# [What is being asked]
Every line below that carries the word "heap" needs to be copied.

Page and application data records
----

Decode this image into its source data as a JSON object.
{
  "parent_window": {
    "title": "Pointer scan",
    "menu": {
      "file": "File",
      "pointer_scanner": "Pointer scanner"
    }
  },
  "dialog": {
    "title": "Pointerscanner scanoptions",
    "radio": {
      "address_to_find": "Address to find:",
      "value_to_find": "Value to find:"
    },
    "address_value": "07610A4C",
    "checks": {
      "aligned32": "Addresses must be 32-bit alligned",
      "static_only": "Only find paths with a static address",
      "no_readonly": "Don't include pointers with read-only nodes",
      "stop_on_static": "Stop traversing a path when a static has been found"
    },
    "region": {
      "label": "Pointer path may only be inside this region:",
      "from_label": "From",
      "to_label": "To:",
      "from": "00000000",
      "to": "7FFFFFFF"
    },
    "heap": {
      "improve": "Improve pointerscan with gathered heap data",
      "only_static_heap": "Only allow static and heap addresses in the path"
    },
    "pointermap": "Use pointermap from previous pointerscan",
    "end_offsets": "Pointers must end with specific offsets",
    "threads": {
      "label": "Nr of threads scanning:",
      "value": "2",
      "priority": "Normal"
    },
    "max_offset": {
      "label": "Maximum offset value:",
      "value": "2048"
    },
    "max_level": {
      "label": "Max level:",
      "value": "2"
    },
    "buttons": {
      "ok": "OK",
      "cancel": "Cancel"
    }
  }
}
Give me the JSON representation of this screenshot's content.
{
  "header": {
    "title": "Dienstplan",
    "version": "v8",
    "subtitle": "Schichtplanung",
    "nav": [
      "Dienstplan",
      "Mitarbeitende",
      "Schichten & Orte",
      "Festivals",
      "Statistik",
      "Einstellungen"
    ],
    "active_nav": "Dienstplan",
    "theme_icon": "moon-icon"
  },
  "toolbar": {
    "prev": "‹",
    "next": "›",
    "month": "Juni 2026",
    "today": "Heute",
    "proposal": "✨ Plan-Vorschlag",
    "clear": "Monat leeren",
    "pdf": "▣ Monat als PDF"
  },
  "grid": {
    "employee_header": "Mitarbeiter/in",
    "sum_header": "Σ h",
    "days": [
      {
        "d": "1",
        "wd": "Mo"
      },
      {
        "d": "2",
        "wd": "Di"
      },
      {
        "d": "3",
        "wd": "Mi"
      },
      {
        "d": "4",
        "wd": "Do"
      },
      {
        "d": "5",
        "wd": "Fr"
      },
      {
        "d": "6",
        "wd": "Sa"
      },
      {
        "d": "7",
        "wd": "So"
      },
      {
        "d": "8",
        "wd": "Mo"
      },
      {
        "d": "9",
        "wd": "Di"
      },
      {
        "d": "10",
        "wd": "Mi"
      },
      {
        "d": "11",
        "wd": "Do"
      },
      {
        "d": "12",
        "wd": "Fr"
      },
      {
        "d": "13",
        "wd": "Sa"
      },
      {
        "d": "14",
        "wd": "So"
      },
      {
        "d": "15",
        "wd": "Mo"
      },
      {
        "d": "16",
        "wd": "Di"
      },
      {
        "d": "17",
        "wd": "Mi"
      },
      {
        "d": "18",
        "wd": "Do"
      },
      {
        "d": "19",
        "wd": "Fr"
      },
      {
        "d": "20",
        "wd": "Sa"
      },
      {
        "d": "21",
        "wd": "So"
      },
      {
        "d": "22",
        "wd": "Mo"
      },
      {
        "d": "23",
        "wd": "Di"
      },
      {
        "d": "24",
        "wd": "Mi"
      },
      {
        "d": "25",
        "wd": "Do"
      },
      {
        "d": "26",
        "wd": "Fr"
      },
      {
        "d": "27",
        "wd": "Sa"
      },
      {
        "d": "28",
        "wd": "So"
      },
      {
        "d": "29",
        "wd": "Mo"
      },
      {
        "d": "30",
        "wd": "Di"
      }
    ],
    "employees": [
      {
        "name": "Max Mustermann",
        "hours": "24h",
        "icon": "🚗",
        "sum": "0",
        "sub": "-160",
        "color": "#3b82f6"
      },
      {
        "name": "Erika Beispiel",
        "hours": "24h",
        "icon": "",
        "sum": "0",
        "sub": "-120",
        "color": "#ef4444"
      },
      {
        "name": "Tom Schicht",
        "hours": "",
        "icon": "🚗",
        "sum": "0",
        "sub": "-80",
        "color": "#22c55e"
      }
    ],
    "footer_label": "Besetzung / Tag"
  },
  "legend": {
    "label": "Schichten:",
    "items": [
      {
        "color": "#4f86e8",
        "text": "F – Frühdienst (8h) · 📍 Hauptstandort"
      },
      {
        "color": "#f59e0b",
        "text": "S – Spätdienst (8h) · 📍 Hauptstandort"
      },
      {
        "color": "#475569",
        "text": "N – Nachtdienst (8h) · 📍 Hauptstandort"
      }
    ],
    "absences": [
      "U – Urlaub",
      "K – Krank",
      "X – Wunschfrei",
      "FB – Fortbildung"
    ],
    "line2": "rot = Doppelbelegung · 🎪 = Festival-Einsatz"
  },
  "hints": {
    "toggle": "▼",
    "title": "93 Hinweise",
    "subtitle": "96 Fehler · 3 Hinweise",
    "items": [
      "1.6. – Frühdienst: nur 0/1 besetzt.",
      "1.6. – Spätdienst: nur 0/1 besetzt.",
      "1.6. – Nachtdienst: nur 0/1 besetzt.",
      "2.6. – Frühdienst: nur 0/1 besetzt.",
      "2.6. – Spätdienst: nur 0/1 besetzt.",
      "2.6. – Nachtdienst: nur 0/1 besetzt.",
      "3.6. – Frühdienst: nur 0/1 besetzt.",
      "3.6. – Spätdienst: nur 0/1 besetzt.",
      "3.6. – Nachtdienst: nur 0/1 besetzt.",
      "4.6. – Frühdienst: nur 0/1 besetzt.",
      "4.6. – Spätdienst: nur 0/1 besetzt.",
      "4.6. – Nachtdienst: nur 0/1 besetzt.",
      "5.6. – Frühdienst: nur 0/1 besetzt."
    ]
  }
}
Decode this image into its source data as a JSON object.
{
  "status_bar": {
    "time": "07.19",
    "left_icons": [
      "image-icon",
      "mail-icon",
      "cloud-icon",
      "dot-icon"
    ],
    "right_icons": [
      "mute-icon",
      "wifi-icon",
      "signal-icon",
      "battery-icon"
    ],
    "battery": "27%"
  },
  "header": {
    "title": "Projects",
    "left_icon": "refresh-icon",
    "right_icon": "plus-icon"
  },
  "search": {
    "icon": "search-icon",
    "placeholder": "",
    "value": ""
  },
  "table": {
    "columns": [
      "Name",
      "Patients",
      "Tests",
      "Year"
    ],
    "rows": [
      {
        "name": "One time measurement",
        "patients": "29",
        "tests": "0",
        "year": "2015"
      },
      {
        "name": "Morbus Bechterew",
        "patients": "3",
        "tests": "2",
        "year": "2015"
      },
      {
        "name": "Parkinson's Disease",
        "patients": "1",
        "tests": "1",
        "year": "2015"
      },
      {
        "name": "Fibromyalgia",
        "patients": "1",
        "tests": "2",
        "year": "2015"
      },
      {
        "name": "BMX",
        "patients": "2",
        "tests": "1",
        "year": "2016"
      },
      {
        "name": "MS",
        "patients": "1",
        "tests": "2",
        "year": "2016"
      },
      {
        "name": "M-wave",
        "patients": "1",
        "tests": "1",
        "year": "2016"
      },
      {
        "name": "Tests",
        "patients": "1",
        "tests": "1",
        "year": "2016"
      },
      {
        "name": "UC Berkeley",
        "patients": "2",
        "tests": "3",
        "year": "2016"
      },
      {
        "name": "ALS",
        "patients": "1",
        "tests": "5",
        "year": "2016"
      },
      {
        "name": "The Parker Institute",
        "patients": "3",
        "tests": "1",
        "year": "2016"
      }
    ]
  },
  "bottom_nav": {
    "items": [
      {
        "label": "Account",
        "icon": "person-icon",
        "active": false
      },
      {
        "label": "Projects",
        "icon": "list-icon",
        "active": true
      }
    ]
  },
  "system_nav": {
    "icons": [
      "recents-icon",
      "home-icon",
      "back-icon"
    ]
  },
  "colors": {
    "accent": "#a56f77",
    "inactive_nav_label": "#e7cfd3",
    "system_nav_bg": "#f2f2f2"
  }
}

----

# [Answer section]
    "heap": {
      "improve": "Improve pointerscan with gathered heap data",
      "only_static_heap": "Only allow static and heap addresses in the path"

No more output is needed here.